--- WHAT IS REQUIRED ---
Each line of the entries below that includes "chevron" belongs in your answer.

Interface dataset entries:
• • • •

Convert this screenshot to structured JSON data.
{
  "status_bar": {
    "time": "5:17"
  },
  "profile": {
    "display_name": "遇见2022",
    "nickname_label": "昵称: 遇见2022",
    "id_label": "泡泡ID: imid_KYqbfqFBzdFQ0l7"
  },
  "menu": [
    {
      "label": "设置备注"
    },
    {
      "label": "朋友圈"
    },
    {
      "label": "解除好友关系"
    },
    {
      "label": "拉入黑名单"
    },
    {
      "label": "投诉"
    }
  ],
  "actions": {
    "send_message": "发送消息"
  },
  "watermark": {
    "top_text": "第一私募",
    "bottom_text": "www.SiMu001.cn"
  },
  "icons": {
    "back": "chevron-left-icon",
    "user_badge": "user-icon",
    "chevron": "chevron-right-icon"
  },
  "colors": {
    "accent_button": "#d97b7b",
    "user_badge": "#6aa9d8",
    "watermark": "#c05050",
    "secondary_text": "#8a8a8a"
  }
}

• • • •

--- RESPONSE FOR THIS EXERCISE ---
    "back": "chevron-left-icon",
    "chevron": "chevron-right-icon"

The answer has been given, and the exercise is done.